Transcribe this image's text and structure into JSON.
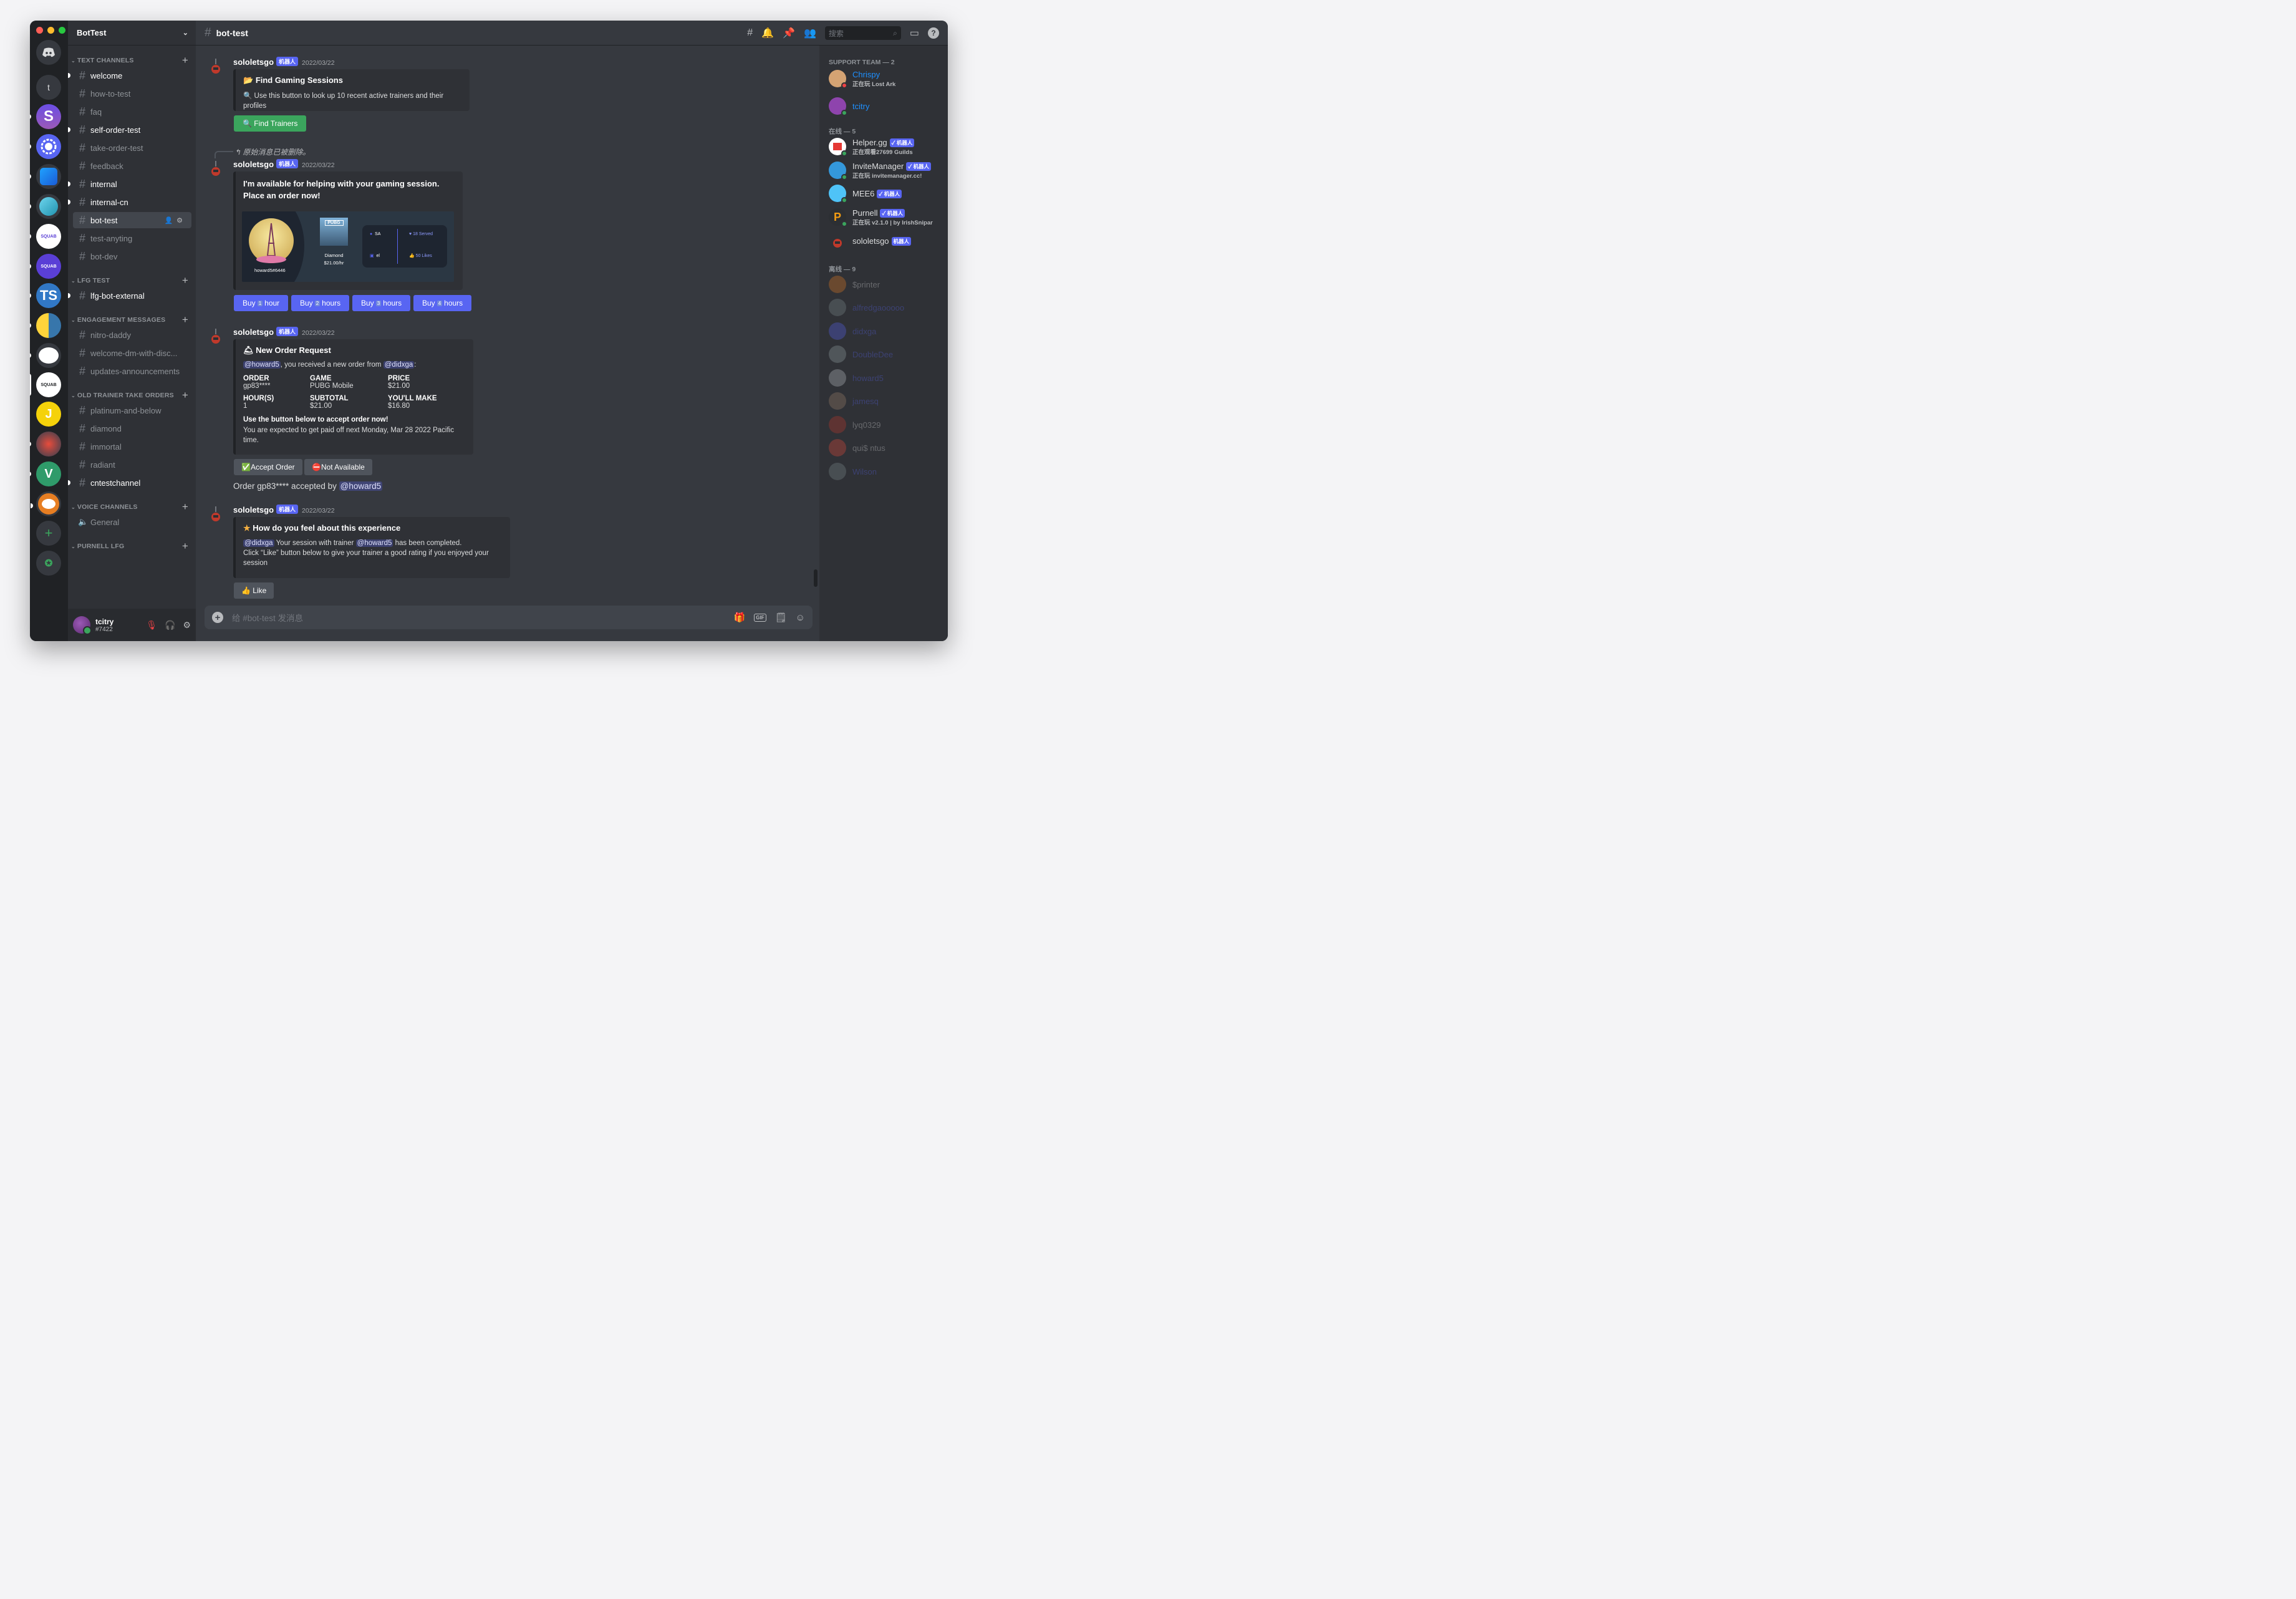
{
  "guild": {
    "name": "BotTest"
  },
  "rail": {
    "servers": [
      {
        "name": "Direct Messages",
        "label": "",
        "bg": "#36393f"
      },
      {
        "name": "t",
        "label": "t",
        "bg": "#36393f"
      },
      {
        "name": "S Team",
        "label": "S",
        "bg": "#6b4ee6"
      },
      {
        "name": "Discord",
        "label": "",
        "bg": "#5865f2"
      },
      {
        "name": "Xcode",
        "label": "",
        "bg": "#1f8ceb"
      },
      {
        "name": "Bubble",
        "label": "",
        "bg": "#3ea8c4"
      },
      {
        "name": "Squad",
        "label": "SQUAB",
        "bg": "#ffffff"
      },
      {
        "name": "Squad 2",
        "label": "SQUAB",
        "bg": "#5a3fd6"
      },
      {
        "name": "TS",
        "label": "TS",
        "bg": "#3178c6"
      },
      {
        "name": "Python",
        "label": "",
        "bg": "#3776ab"
      },
      {
        "name": "Reddit",
        "label": "",
        "bg": "#36393f"
      },
      {
        "name": "BotTest",
        "label": "SQUAB",
        "bg": "#ffffff"
      },
      {
        "name": "J",
        "label": "J",
        "bg": "#f5d20a"
      },
      {
        "name": "Art",
        "label": "",
        "bg": "#c0392b"
      },
      {
        "name": "Vue",
        "label": "V",
        "bg": "#2f9b6a"
      },
      {
        "name": "Owl",
        "label": "",
        "bg": "#e67e22"
      }
    ]
  },
  "channels": {
    "text_category": "TEXT CHANNELS",
    "lfg_category": "LFG TEST",
    "engagement_category": "ENGAGEMENT MESSAGES",
    "old_trainer_category": "OLD TRAINER TAKE ORDERS",
    "voice_category": "VOICE CHANNELS",
    "purnell_category": "PURNELL LFG",
    "text": [
      "welcome",
      "how-to-test",
      "faq",
      "self-order-test",
      "take-order-test",
      "feedback",
      "internal",
      "internal-cn",
      "bot-test",
      "test-anyting",
      "bot-dev"
    ],
    "lfg": [
      "lfg-bot-external"
    ],
    "engagement": [
      "nitro-daddy",
      "welcome-dm-with-disc...",
      "updates-announcements"
    ],
    "old_trainer": [
      "platinum-and-below",
      "diamond",
      "immortal",
      "radiant",
      "cntestchannel"
    ],
    "voice": [
      "General"
    ]
  },
  "user": {
    "name": "tcitry",
    "tag": "#7422"
  },
  "topbar": {
    "channel": "bot-test",
    "search_placeholder": "搜索"
  },
  "messages": {
    "author": "sololetsgo",
    "bot_badge": "机器人",
    "m1": {
      "time": "2022/03/22",
      "title": "Find Gaming Sessions",
      "desc": "Use this button to look up 10 recent active trainers and their profiles",
      "button": "Find Trainers"
    },
    "m2": {
      "reply": "原始消息已被删除。",
      "time": "2022/03/22",
      "title": "I'm available for helping with your gaming session. Place an order now!",
      "card": {
        "handle": "howard5#6446",
        "game_logo": "PUBG",
        "rank": "Diamond",
        "rate": "$21.00/hr",
        "region": "SA",
        "lang": "el",
        "served": "18 Served",
        "likes": "50 Likes"
      },
      "buttons": [
        {
          "pre": "Buy",
          "n": "1",
          "post": "hour"
        },
        {
          "pre": "Buy",
          "n": "2",
          "post": "hours"
        },
        {
          "pre": "Buy",
          "n": "3",
          "post": "hours"
        },
        {
          "pre": "Buy",
          "n": "4",
          "post": "hours"
        }
      ]
    },
    "m3": {
      "time": "2022/03/22",
      "title": "New Order Request",
      "mention1": "@howard5",
      "mid": ", you received a new order from",
      "mention2": "@didxga",
      "tail": ":",
      "order_h": "ORDER",
      "order_v": "gp83****",
      "game_h": "GAME",
      "game_v": "PUBG Mobile",
      "price_h": "PRICE",
      "price_v": "$21.00",
      "hours_h": "HOUR(S)",
      "hours_v": "1",
      "subtotal_h": "SUBTOTAL",
      "subtotal_v": "$21.00",
      "make_h": "YOU'LL MAKE",
      "make_v": "$16.80",
      "cta": "Use the button below to accept order now!",
      "note": "You are expected to get paid off next Monday, Mar 28 2022 Pacific time.",
      "accept": "Accept Order",
      "decline": "Not Available",
      "accepted_text": "Order gp83**** accepted by",
      "accepted_by": "@howard5"
    },
    "m4": {
      "time": "2022/03/22",
      "title": "How do you feel about this experience",
      "mention1": "@didxga",
      "mid": "Your session with trainer",
      "mention2": "@howard5",
      "tail": "has been completed.",
      "line2": "Click “Like” button below to give your trainer a good rating if you enjoyed your session",
      "button": "Like"
    }
  },
  "composer": {
    "placeholder": "给 #bot-test 发消息"
  },
  "members": {
    "support_header": "SUPPORT TEAM — 2",
    "online_header": "在线 — 5",
    "offline_header": "离线 — 9",
    "support": [
      {
        "name": "Chrispy",
        "status": "正在玩 Lost Ark",
        "color": "#1e90ff",
        "bg": "#d4a373"
      },
      {
        "name": "tcitry",
        "status": "",
        "color": "#1e90ff",
        "bg": "#8e44ad"
      }
    ],
    "online": [
      {
        "name": "Helper.gg",
        "status": "正在观看27699 Guilds",
        "badge": "✓ 机器人",
        "bg": "#e53935"
      },
      {
        "name": "InviteManager",
        "status": "正在玩 invitemanager.cc!",
        "badge": "✓ 机器人",
        "bg": "#3498db"
      },
      {
        "name": "MEE6",
        "status": "",
        "badge": "✓ 机器人",
        "bg": "#4fc3f7"
      },
      {
        "name": "Purnell",
        "status": "正在玩 v2.1.0 | by IrishSnipar",
        "badge": "✓ 机器人",
        "bg": "#f39c12"
      },
      {
        "name": "sololetsgo",
        "status": "",
        "badge": "机器人",
        "bg": "#c0392b"
      }
    ],
    "offline": [
      {
        "name": "$printer",
        "bg": "#e67e22",
        "color": "#dcddde"
      },
      {
        "name": "alfredgaooooo",
        "bg": "#7f8c8d",
        "color": "#5865f2"
      },
      {
        "name": "didxga",
        "bg": "#5865f2",
        "color": "#5865f2"
      },
      {
        "name": "DoubleDee",
        "bg": "#95a5a6",
        "color": "#5865f2"
      },
      {
        "name": "howard5",
        "bg": "#bdc3c7",
        "color": "#5865f2"
      },
      {
        "name": "jamesq",
        "bg": "#a0826d",
        "color": "#5865f2"
      },
      {
        "name": "lyq0329",
        "bg": "#c0392b",
        "color": "#dcddde"
      },
      {
        "name": "qui$ ntus",
        "bg": "#e74c3c",
        "color": "#dcddde"
      },
      {
        "name": "Wilson",
        "bg": "#7f8c8d",
        "color": "#5865f2"
      }
    ]
  }
}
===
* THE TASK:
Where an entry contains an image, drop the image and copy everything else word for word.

* SOLVED PROBLEM:
Transcribe this image's text and structure into JSON.
{
  "guild": {
    "name": "BotTest"
  },
  "rail": {
    "servers": [
      {
        "name": "Direct Messages",
        "label": "",
        "bg": "#36393f"
      },
      {
        "name": "t",
        "label": "t",
        "bg": "#36393f"
      },
      {
        "name": "S Team",
        "label": "S",
        "bg": "#6b4ee6"
      },
      {
        "name": "Discord",
        "label": "",
        "bg": "#5865f2"
      },
      {
        "name": "Xcode",
        "label": "",
        "bg": "#1f8ceb"
      },
      {
        "name": "Bubble",
        "label": "",
        "bg": "#3ea8c4"
      },
      {
        "name": "Squad",
        "label": "SQUAB",
        "bg": "#ffffff"
      },
      {
        "name": "Squad 2",
        "label": "SQUAB",
        "bg": "#5a3fd6"
      },
      {
        "name": "TS",
        "label": "TS",
        "bg": "#3178c6"
      },
      {
        "name": "Python",
        "label": "",
        "bg": "#3776ab"
      },
      {
        "name": "Reddit",
        "label": "",
        "bg": "#36393f"
      },
      {
        "name": "BotTest",
        "label": "SQUAB",
        "bg": "#ffffff"
      },
      {
        "name": "J",
        "label": "J",
        "bg": "#f5d20a"
      },
      {
        "name": "Art",
        "label": "",
        "bg": "#c0392b"
      },
      {
        "name": "Vue",
        "label": "V",
        "bg": "#2f9b6a"
      },
      {
        "name": "Owl",
        "label": "",
        "bg": "#e67e22"
      }
    ]
  },
  "channels": {
    "text_category": "TEXT CHANNELS",
    "lfg_category": "LFG TEST",
    "engagement_category": "ENGAGEMENT MESSAGES",
    "old_trainer_category": "OLD TRAINER TAKE ORDERS",
    "voice_category": "VOICE CHANNELS",
    "purnell_category": "PURNELL LFG",
    "text": [
      "welcome",
      "how-to-test",
      "faq",
      "self-order-test",
      "take-order-test",
      "feedback",
      "internal",
      "internal-cn",
      "bot-test",
      "test-anyting",
      "bot-dev"
    ],
    "lfg": [
      "lfg-bot-external"
    ],
    "engagement": [
      "nitro-daddy",
      "welcome-dm-with-disc...",
      "updates-announcements"
    ],
    "old_trainer": [
      "platinum-and-below",
      "diamond",
      "immortal",
      "radiant",
      "cntestchannel"
    ],
    "voice": [
      "General"
    ]
  },
  "user": {
    "name": "tcitry",
    "tag": "#7422"
  },
  "topbar": {
    "channel": "bot-test",
    "search_placeholder": "搜索"
  },
  "messages": {
    "author": "sololetsgo",
    "bot_badge": "机器人",
    "m1": {
      "time": "2022/03/22",
      "title": "Find Gaming Sessions",
      "desc": "Use this button to look up 10 recent active trainers and their profiles",
      "button": "Find Trainers"
    },
    "m2": {
      "reply": "原始消息已被删除。",
      "time": "2022/03/22",
      "title": "I'm available for helping with your gaming session. Place an order now!",
      "card": {
        "handle": "howard5#6446",
        "game_logo": "PUBG",
        "rank": "Diamond",
        "rate": "$21.00/hr",
        "region": "SA",
        "lang": "el",
        "served": "18 Served",
        "likes": "50 Likes"
      },
      "buttons": [
        {
          "pre": "Buy",
          "n": "1",
          "post": "hour"
        },
        {
          "pre": "Buy",
          "n": "2",
          "post": "hours"
        },
        {
          "pre": "Buy",
          "n": "3",
          "post": "hours"
        },
        {
          "pre": "Buy",
          "n": "4",
          "post": "hours"
        }
      ]
    },
    "m3": {
      "time": "2022/03/22",
      "title": "New Order Request",
      "mention1": "@howard5",
      "mid": ", you received a new order from",
      "mention2": "@didxga",
      "tail": ":",
      "order_h": "ORDER",
      "order_v": "gp83****",
      "game_h": "GAME",
      "game_v": "PUBG Mobile",
      "price_h": "PRICE",
      "price_v": "$21.00",
      "hours_h": "HOUR(S)",
      "hours_v": "1",
      "subtotal_h": "SUBTOTAL",
      "subtotal_v": "$21.00",
      "make_h": "YOU'LL MAKE",
      "make_v": "$16.80",
      "cta": "Use the button below to accept order now!",
      "note": "You are expected to get paid off next Monday, Mar 28 2022 Pacific time.",
      "accept": "Accept Order",
      "decline": "Not Available",
      "accepted_text": "Order gp83**** accepted by",
      "accepted_by": "@howard5"
    },
    "m4": {
      "time": "2022/03/22",
      "title": "How do you feel about this experience",
      "mention1": "@didxga",
      "mid": "Your session with trainer",
      "mention2": "@howard5",
      "tail": "has been completed.",
      "line2": "Click “Like” button below to give your trainer a good rating if you enjoyed your session",
      "button": "Like"
    }
  },
  "composer": {
    "placeholder": "给 #bot-test 发消息"
  },
  "members": {
    "support_header": "SUPPORT TEAM — 2",
    "online_header": "在线 — 5",
    "offline_header": "离线 — 9",
    "support": [
      {
        "name": "Chrispy",
        "status": "正在玩 Lost Ark",
        "color": "#1e90ff",
        "bg": "#d4a373"
      },
      {
        "name": "tcitry",
        "status": "",
        "color": "#1e90ff",
        "bg": "#8e44ad"
      }
    ],
    "online": [
      {
        "name": "Helper.gg",
        "status": "正在观看27699 Guilds",
        "badge": "✓ 机器人",
        "bg": "#e53935"
      },
      {
        "name": "InviteManager",
        "status": "正在玩 invitemanager.cc!",
        "badge": "✓ 机器人",
        "bg": "#3498db"
      },
      {
        "name": "MEE6",
        "status": "",
        "badge": "✓ 机器人",
        "bg": "#4fc3f7"
      },
      {
        "name": "Purnell",
        "status": "正在玩 v2.1.0 | by IrishSnipar",
        "badge": "✓ 机器人",
        "bg": "#f39c12"
      },
      {
        "name": "sololetsgo",
        "status": "",
        "badge": "机器人",
        "bg": "#c0392b"
      }
    ],
    "offline": [
      {
        "name": "$printer",
        "bg": "#e67e22",
        "color": "#dcddde"
      },
      {
        "name": "alfredgaooooo",
        "bg": "#7f8c8d",
        "color": "#5865f2"
      },
      {
        "name": "didxga",
        "bg": "#5865f2",
        "color": "#5865f2"
      },
      {
        "name": "DoubleDee",
        "bg": "#95a5a6",
        "color": "#5865f2"
      },
      {
        "name": "howard5",
        "bg": "#bdc3c7",
        "color": "#5865f2"
      },
      {
        "name": "jamesq",
        "bg": "#a0826d",
        "color": "#5865f2"
      },
      {
        "name": "lyq0329",
        "bg": "#c0392b",
        "color": "#dcddde"
      },
      {
        "name": "qui$ ntus",
        "bg": "#e74c3c",
        "color": "#dcddde"
      },
      {
        "name": "Wilson",
        "bg": "#7f8c8d",
        "color": "#5865f2"
      }
    ]
  }
}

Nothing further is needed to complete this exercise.